--- Task instructions ---
Set down the line that contains "Enumerate this screenshot's" and every line after it to the end of the entries, exactly as they stand and nothing more.

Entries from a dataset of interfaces
⁂

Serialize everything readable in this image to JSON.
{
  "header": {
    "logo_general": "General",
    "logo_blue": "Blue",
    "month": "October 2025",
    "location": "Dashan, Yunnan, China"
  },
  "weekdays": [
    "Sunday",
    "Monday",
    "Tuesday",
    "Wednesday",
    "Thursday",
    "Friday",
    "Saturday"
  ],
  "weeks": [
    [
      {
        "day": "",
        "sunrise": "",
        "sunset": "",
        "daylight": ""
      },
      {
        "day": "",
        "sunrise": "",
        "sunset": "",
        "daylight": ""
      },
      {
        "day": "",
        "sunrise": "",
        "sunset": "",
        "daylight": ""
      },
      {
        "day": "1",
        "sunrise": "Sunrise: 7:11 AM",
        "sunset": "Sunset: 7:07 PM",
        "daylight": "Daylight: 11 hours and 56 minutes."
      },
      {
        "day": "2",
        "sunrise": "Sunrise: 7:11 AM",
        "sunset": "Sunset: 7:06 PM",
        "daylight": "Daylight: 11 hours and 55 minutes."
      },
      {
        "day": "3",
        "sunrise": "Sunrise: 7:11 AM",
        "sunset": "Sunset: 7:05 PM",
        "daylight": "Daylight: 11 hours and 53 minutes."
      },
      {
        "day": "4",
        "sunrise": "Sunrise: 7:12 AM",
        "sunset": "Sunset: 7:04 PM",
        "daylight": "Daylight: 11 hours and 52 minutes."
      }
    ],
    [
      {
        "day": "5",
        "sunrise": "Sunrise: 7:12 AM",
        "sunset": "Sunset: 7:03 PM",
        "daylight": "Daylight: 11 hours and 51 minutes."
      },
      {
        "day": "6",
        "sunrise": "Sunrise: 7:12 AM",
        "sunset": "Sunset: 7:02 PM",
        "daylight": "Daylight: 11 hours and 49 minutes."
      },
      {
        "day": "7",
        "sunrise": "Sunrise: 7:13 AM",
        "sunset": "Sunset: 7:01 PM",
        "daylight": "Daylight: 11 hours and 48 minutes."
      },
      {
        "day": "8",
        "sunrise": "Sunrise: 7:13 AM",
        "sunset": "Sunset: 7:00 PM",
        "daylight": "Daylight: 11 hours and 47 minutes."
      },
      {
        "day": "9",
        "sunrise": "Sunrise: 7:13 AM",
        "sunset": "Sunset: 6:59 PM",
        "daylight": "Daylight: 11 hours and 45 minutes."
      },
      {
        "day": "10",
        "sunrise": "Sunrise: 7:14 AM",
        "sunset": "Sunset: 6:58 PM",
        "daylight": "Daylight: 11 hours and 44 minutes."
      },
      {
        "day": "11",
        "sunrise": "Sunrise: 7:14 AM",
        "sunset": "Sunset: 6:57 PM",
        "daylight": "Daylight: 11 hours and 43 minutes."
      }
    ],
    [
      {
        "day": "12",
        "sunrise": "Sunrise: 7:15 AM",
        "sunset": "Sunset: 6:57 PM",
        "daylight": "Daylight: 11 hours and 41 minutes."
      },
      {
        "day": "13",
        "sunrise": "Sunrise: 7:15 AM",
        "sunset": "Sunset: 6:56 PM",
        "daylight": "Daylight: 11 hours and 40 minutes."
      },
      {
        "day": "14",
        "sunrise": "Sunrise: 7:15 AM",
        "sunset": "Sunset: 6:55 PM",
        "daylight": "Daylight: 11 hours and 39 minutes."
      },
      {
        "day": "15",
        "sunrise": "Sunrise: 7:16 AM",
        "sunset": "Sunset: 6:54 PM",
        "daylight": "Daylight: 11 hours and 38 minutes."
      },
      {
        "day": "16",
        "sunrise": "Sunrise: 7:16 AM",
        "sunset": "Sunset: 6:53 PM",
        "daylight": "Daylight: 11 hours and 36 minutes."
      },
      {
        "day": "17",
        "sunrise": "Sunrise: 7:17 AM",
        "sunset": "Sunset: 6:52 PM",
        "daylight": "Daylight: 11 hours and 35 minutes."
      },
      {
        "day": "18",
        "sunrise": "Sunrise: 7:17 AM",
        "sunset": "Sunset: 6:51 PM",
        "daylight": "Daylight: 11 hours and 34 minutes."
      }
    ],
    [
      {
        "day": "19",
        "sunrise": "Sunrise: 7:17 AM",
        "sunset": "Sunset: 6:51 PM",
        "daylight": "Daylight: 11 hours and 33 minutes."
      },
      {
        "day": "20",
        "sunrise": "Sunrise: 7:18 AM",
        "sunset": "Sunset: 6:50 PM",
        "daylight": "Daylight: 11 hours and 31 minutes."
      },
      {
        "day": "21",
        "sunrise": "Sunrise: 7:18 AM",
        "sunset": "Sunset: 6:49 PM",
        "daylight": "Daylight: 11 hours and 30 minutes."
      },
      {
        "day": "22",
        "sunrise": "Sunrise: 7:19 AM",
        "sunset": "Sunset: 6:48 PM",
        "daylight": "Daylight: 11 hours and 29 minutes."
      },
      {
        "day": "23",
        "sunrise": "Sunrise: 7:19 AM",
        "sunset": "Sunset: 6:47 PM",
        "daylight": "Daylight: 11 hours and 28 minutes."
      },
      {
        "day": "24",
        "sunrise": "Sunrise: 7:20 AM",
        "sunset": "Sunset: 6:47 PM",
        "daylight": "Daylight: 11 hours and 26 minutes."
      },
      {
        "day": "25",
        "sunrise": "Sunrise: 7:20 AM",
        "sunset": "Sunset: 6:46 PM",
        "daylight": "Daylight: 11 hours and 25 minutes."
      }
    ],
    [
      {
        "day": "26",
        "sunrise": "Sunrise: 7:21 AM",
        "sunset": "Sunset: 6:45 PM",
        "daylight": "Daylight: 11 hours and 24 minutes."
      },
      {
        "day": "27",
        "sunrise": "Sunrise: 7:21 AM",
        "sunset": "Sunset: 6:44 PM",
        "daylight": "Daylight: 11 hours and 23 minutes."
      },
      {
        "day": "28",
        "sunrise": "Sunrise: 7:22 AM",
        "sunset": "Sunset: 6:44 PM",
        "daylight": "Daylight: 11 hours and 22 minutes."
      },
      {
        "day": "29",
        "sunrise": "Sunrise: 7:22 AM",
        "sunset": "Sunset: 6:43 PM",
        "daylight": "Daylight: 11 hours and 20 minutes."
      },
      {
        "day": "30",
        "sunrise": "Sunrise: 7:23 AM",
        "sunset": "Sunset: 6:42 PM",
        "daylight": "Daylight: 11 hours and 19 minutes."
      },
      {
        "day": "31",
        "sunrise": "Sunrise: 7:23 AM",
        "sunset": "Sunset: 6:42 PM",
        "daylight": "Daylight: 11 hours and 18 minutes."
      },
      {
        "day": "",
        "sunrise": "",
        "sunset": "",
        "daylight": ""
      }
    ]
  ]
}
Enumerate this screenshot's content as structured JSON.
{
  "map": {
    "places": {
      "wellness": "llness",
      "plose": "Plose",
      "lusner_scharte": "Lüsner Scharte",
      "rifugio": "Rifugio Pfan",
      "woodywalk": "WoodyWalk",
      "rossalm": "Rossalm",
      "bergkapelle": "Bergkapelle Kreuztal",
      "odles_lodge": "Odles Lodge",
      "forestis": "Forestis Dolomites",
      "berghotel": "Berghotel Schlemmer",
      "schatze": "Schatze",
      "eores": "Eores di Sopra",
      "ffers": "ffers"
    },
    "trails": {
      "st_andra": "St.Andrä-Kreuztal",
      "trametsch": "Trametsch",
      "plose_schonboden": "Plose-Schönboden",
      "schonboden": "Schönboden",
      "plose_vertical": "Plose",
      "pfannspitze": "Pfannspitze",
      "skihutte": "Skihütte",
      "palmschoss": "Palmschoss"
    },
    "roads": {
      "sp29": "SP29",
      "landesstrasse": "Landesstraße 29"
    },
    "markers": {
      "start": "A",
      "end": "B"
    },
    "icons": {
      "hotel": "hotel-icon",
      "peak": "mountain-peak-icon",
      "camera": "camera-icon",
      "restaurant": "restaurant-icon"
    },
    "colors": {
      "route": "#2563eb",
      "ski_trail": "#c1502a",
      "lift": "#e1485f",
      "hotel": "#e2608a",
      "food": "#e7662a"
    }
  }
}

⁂

--- Response below ---
Enumerate this screenshot's content as structured JSON.
{
  "map": {
    "places": {
      "wellness": "llness",
      "plose": "Plose",
      "lusner_scharte": "Lüsner Scharte",
      "rifugio": "Rifugio Pfan",
      "woodywalk": "WoodyWalk",
      "rossalm": "Rossalm",
      "bergkapelle": "Bergkapelle Kreuztal",
      "odles_lodge": "Odles Lodge",
      "forestis": "Forestis Dolomites",
      "berghotel": "Berghotel Schlemmer",
      "schatze": "Schatze",
      "eores": "Eores di Sopra",
      "ffers": "ffers"
    },
    "trails": {
      "st_andra": "St.Andrä-Kreuztal",
      "trametsch": "Trametsch",
      "plose_schonboden": "Plose-Schönboden",
      "schonboden": "Schönboden",
      "plose_vertical": "Plose",
      "pfannspitze": "Pfannspitze",
      "skihutte": "Skihütte",
      "palmschoss": "Palmschoss"
    },
    "roads": {
      "sp29": "SP29",
      "landesstrasse": "Landesstraße 29"
    },
    "markers": {
      "start": "A",
      "end": "B"
    },
    "icons": {
      "hotel": "hotel-icon",
      "peak": "mountain-peak-icon",
      "camera": "camera-icon",
      "restaurant": "restaurant-icon"
    },
    "colors": {
      "route": "#2563eb",
      "ski_trail": "#c1502a",
      "lift": "#e1485f",
      "hotel": "#e2608a",
      "food": "#e7662a"
    }
  }
}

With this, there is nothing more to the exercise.